After its own National Institute for Space Research (INPE), published a report this month indicating that once again unprecedented levels of burning and deforestation are being recorded in the Amazon basin –up even on the record figures for 2019- Brazil’s government has been forced into a U-turn by a letter issued by a group of international business organizations.
In response to the letter, the Brazilian government has agreed to halt the burning of the Amazon forest for a period of 120 days. If properly enforced, the ban would mean a drastic reduction in deforestation during the rest of the dry season, when historically most burning has occurred.
Addressed to Brazil’s vice-president, Hamilton Mourão, the letter called for immediate action to address the “environmental irregularities and crimes in the Amazon”. International observers have long been concerned that the Brazilian government intended to give an even freer hand to those responsible for record levels of forest burning and clearance last year, with the world now focused on the global health emergency.
Since president Jair Bolsonaro came to power in January of last year, he has continually played to his populist base by encouraging the expansion of forest clearance, settlement, ranching and farming in the Amazon basin, while rolling back Brazil’s previously strict environmental laws. Now, facing a threat to the Brazilian economy which could potentially far outweigh the economic advantages from increased colonization and exploitation of the Amazon, Bolsonaro’s government has been forced to review its position.
The letter, endorsed by international conglomerates including Bradesco, Alcoa, Bayer, Shell and Siemens, was published just a few short weeks after the commencement of this year’s annual fire season. In total, 38 transnational companies from the agricultural, industrial, mining and services sectors, as well as four major business associations, have signed the letter of protest and threatened to review their business interests in Brazil. The Brazilian government is also facing additional pressure from the European Union, with France’s Emmanuel Macron particularly vocal when it comes to protecting the Amazon basin, and threatening to veto the EU-Mercosur trade agreement. Last month, a group of 32 investors with equity in Brazil valued in excess of US$4.5 trillion announced that it would end investment in the country if accelerating deforestation in the Amazon is not curtailed.

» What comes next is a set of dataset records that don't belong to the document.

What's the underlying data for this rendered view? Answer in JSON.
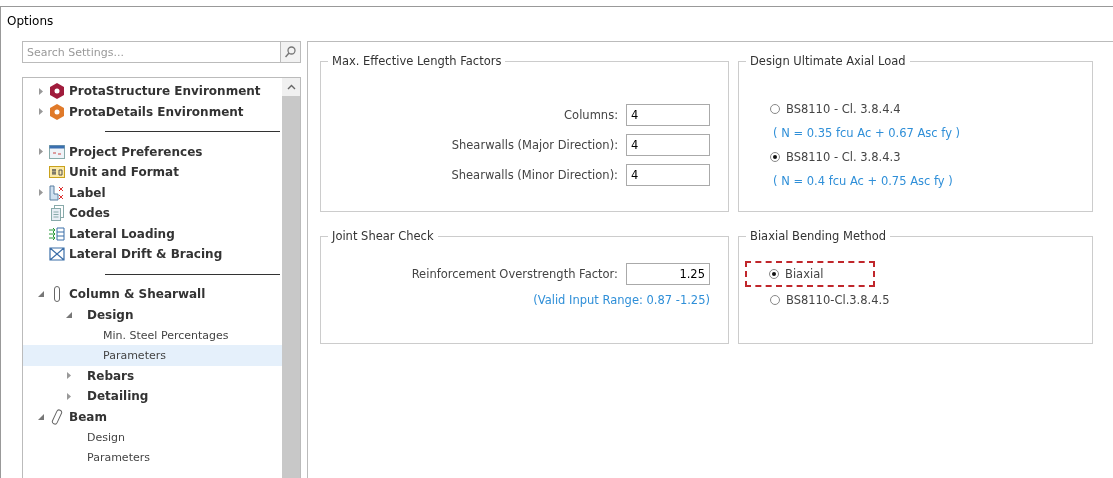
{
  "window": {
    "title": "Options"
  },
  "search": {
    "placeholder": "Search Settings..."
  },
  "tree": [
    {
      "label": "ProtaStructure Environment",
      "expanded": false,
      "selected": false
    },
    {
      "label": "ProtaDetails Environment",
      "expanded": false,
      "selected": false
    },
    {
      "kind": "separator"
    },
    {
      "label": "Project Preferences",
      "expanded": false,
      "selected": false
    },
    {
      "label": "Unit and Format",
      "selected": false
    },
    {
      "label": "Label",
      "expanded": false,
      "selected": false
    },
    {
      "label": "Codes",
      "selected": false
    },
    {
      "label": "Lateral Loading",
      "selected": false
    },
    {
      "label": "Lateral Drift & Bracing",
      "selected": false
    },
    {
      "kind": "separator"
    },
    {
      "label": "Column & Shearwall",
      "expanded": true,
      "selected": false,
      "children": [
        {
          "label": "Design",
          "expanded": true,
          "selected": false,
          "children": [
            {
              "label": "Min. Steel Percentages",
              "selected": false
            },
            {
              "label": "Parameters",
              "selected": true
            }
          ]
        },
        {
          "label": "Rebars",
          "expanded": false,
          "selected": false
        },
        {
          "label": "Detailing",
          "expanded": false,
          "selected": false
        }
      ]
    },
    {
      "label": "Beam",
      "expanded": true,
      "selected": false,
      "children": [
        {
          "label": "Design",
          "selected": false
        },
        {
          "label": "Parameters",
          "selected": false
        }
      ]
    }
  ],
  "groups": [
    {
      "title": "Max. Effective Length Factors",
      "kind": "fields",
      "fields": [
        {
          "label": "Columns:",
          "value": "4"
        },
        {
          "label": "Shearwalls (Major Direction):",
          "value": "4"
        },
        {
          "label": "Shearwalls (Minor Direction):",
          "value": "4"
        }
      ]
    },
    {
      "title": "Design Ultimate Axial Load",
      "kind": "options",
      "options": [
        {
          "label": "BS8110 - Cl. 3.8.4.4",
          "selected": false,
          "formula": "( N = 0.35 fcu Ac + 0.67 Asc fy )"
        },
        {
          "label": "BS8110 - Cl. 3.8.4.3",
          "selected": true,
          "formula": "( N = 0.4 fcu Ac + 0.75 Asc fy )"
        }
      ]
    },
    {
      "title": "Joint Shear Check",
      "kind": "fields",
      "fields": [
        {
          "label": "Reinforcement Overstrength Factor:",
          "value": "1.25",
          "kind": "number",
          "note": "(Valid Input Range: 0.87 -1.25)"
        }
      ]
    },
    {
      "title": "Biaxial Bending Method",
      "kind": "options",
      "options": [
        {
          "label": "Biaxial",
          "selected": true,
          "highlighted": true
        },
        {
          "label": "BS8110-Cl.3.8.4.5",
          "selected": false,
          "highlighted": false
        }
      ]
    }
  ]
}
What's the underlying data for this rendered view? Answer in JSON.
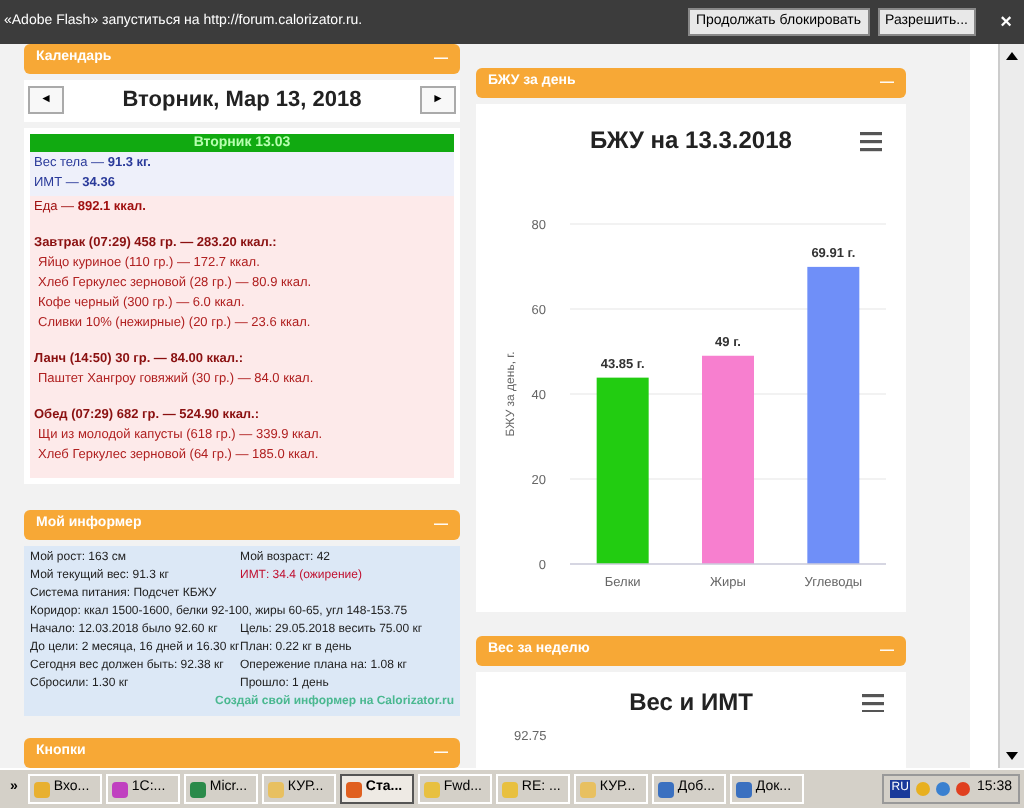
{
  "flash_bar": {
    "message": "«Adobe Flash» запуститься на http://forum.calorizator.ru.",
    "buttons": [
      "Продолжать блокировать",
      "Разрешить..."
    ],
    "close": "×"
  },
  "calendar": {
    "title": "Календарь",
    "collapse": "—",
    "prev": "◄",
    "next": "►",
    "date": "Вторник, Мар 13, 2018",
    "day_bar": "Вторник 13.03",
    "stats": [
      "Вес тела — **91.3 кг.**",
      "ИМТ — **34.36**"
    ],
    "food_total": "Еда — **892.1 ккал.**",
    "meals": [
      {
        "title": "Завтрак (07:29) 458 гр. — 283.20 ккал.:",
        "items": [
          "Яйцо куриное (110 гр.) — 172.7 ккал.",
          "Хлеб Геркулес зерновой (28 гр.) — 80.9 ккал.",
          "Кофе черный (300 гр.) — 6.0 ккал.",
          "Сливки 10% (нежирные) (20 гр.) — 23.6 ккал."
        ]
      },
      {
        "title": "Ланч (14:50) 30 гр. — 84.00 ккал.:",
        "items": [
          "Паштет Хангроу говяжий (30 гр.) — 84.0 ккал."
        ]
      },
      {
        "title": "Обед (07:29) 682 гр. — 524.90 ккал.:",
        "items": [
          "Щи из молодой капусты (618 гр.) — 339.9 ккал.",
          "Хлеб Геркулес зерновой (64 гр.) — 185.0 ккал."
        ]
      }
    ]
  },
  "informer": {
    "title": "Мой информер",
    "collapse": "—",
    "rows": [
      {
        "kind": "pair",
        "left": "Мой рост: 163 см",
        "right": "Мой возраст: 42",
        "right_alert": false
      },
      {
        "kind": "pair",
        "left": "Мой текущий вес: 91.3 кг",
        "right": "ИМТ: 34.4 (ожирение)",
        "right_alert": true
      },
      {
        "kind": "full",
        "text": "Система питания: Подсчет КБЖУ"
      },
      {
        "kind": "full",
        "text": "Коридор: ккал 1500-1600, белки 92-100, жиры 60-65, угл 148-153.75"
      },
      {
        "kind": "pair",
        "left": "Начало: 12.03.2018 было 92.60 кг",
        "right": "Цель: 29.05.2018 весить 75.00 кг",
        "right_alert": false
      },
      {
        "kind": "pair",
        "left": "До цели: 2 месяца, 16 дней и 16.30 кг",
        "right": "План: 0.22 кг в день",
        "right_alert": false
      },
      {
        "kind": "pair",
        "left": "Сегодня вес должен быть: 92.38 кг",
        "right": "Опережение плана на: 1.08 кг",
        "right_alert": false
      },
      {
        "kind": "pair",
        "left": "Сбросили: 1.30 кг",
        "right": "Прошло: 1 день",
        "right_alert": false
      }
    ],
    "link": "Создай свой информер на Calorizator.ru"
  },
  "buttons_panel": {
    "title": "Кнопки",
    "collapse": "—"
  },
  "bju_panel": {
    "title": "БЖУ за день",
    "collapse": "—",
    "chart_data": {
      "type": "bar",
      "title": "БЖУ на 13.3.2018",
      "ylabel": "БЖУ за день, г.",
      "series": [
        {
          "name": "Белки",
          "color": "#22cc11",
          "values": [
            43.85,
            null,
            null
          ]
        },
        {
          "name": "Жиры",
          "color": "#f77fcf",
          "values": [
            null,
            49,
            null
          ]
        },
        {
          "name": "Углеводы",
          "color": "#6f8ff8",
          "values": [
            null,
            null,
            69.91
          ]
        }
      ],
      "ylim": [
        0,
        80
      ],
      "yticks": [
        0,
        20,
        40,
        60,
        80
      ],
      "grid": true,
      "value_labels": [
        "43.85 г.",
        "49 г.",
        "69.91 г."
      ]
    }
  },
  "weight_panel": {
    "title": "Вес за неделю",
    "collapse": "—",
    "chart_title": "Вес и ИМТ",
    "top_tick": "92.75"
  },
  "taskbar": {
    "more": "»",
    "items": [
      {
        "label": "Вхо...",
        "selected": false
      },
      {
        "label": "1С:...",
        "selected": false
      },
      {
        "label": "Micr...",
        "selected": false
      },
      {
        "label": "КУР...",
        "selected": false
      },
      {
        "label": "Ста...",
        "selected": true
      },
      {
        "label": "Fwd...",
        "selected": false
      },
      {
        "label": "RE: ...",
        "selected": false
      },
      {
        "label": "КУР...",
        "selected": false
      },
      {
        "label": "Доб...",
        "selected": false
      },
      {
        "label": "Док...",
        "selected": false
      }
    ],
    "language": "RU",
    "clock": "15:38"
  }
}
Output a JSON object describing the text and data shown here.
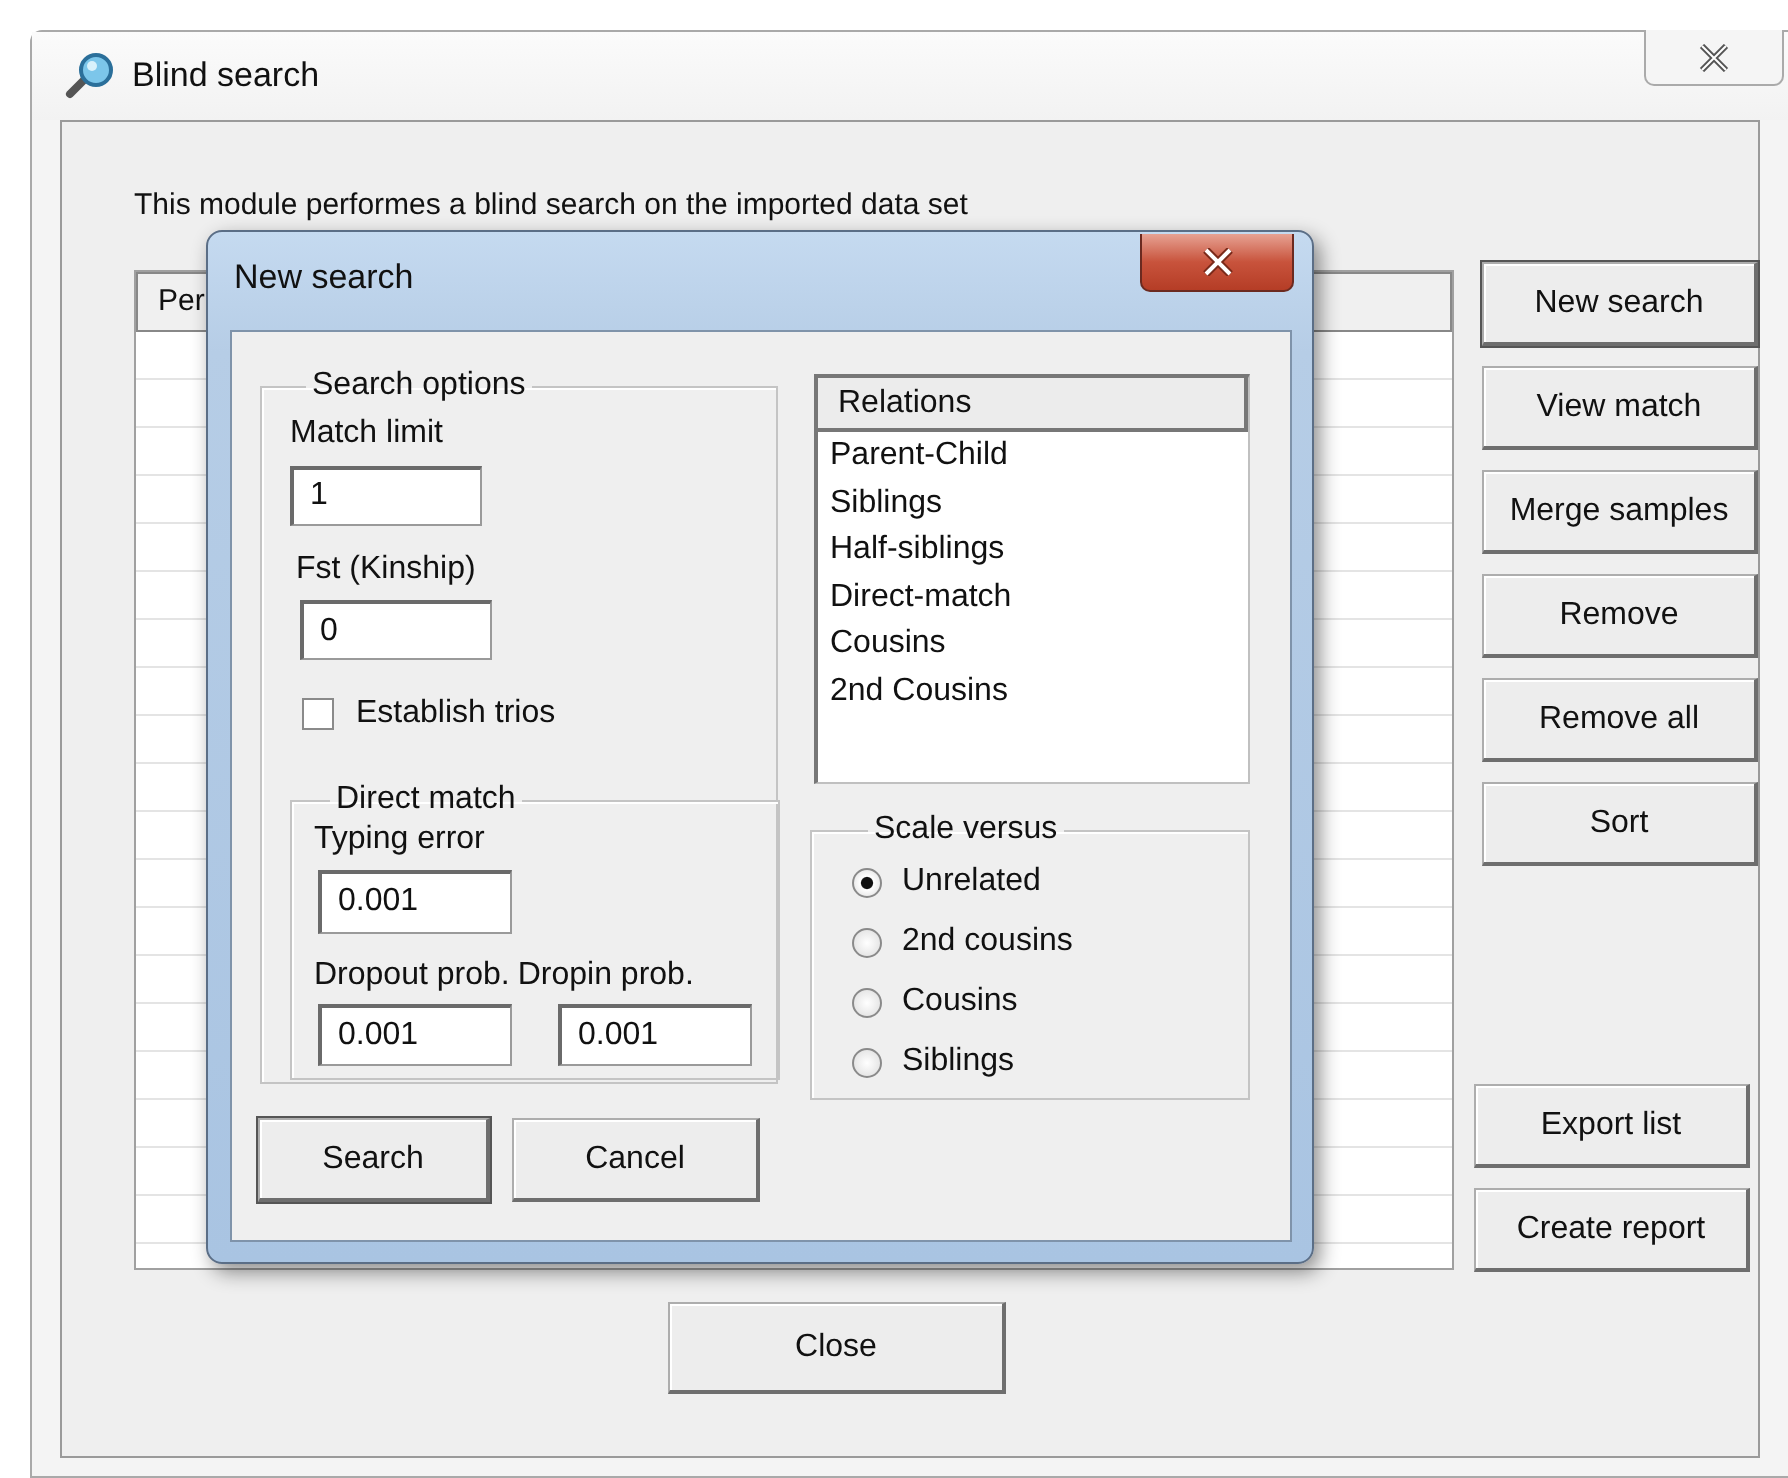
{
  "window": {
    "title": "Blind search"
  },
  "description": "This module performes a blind search on the imported data set",
  "table": {
    "columns": [
      "Per"
    ]
  },
  "side_buttons": [
    {
      "label": "New search",
      "default": true
    },
    {
      "label": "View match",
      "default": false
    },
    {
      "label": "Merge samples",
      "default": false
    },
    {
      "label": "Remove",
      "default": false
    },
    {
      "label": "Remove all",
      "default": false
    },
    {
      "label": "Sort",
      "default": false
    }
  ],
  "bottom_buttons": [
    "Export list",
    "Create report"
  ],
  "close_button": "Close",
  "dialog": {
    "title": "New search",
    "search_options": {
      "legend": "Search options",
      "match_limit": {
        "label": "Match limit",
        "value": "1"
      },
      "fst": {
        "label": "Fst (Kinship)",
        "value": "0"
      },
      "establish_trios": {
        "label": "Establish trios",
        "checked": false
      },
      "direct_match": {
        "legend": "Direct match",
        "typing_error": {
          "label": "Typing error",
          "value": "0.001"
        },
        "dropout": {
          "label": "Dropout prob.",
          "value": "0.001"
        },
        "dropin": {
          "label": "Dropin prob.",
          "value": "0.001"
        }
      }
    },
    "relations": {
      "header": "Relations",
      "items": [
        "Parent-Child",
        "Siblings",
        "Half-siblings",
        "Direct-match",
        "Cousins",
        "2nd Cousins"
      ]
    },
    "scale_versus": {
      "legend": "Scale versus",
      "options": [
        {
          "label": "Unrelated",
          "selected": true
        },
        {
          "label": "2nd cousins",
          "selected": false
        },
        {
          "label": "Cousins",
          "selected": false
        },
        {
          "label": "Siblings",
          "selected": false
        }
      ]
    },
    "buttons": [
      {
        "label": "Search",
        "default": true
      },
      {
        "label": "Cancel",
        "default": false
      }
    ]
  }
}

Bowing to this unprecedented international pressure, Hamilton Mourão announced the 120-day moratorium on forest burning, and deployed Brazilian army units to oversee the measure. The government has also announced that the measure could be extended beyond the initial 120-day period, subject to the level of burning detected in the coming months.
In 2019, a 60-day moratorium was introduced by Brazil’s government under pressure from abroad. It is to be hoped that the fierce criticism leveled in 2020 at Brazil’s recent environmental record from so many quarters will bring better results than those seen last year.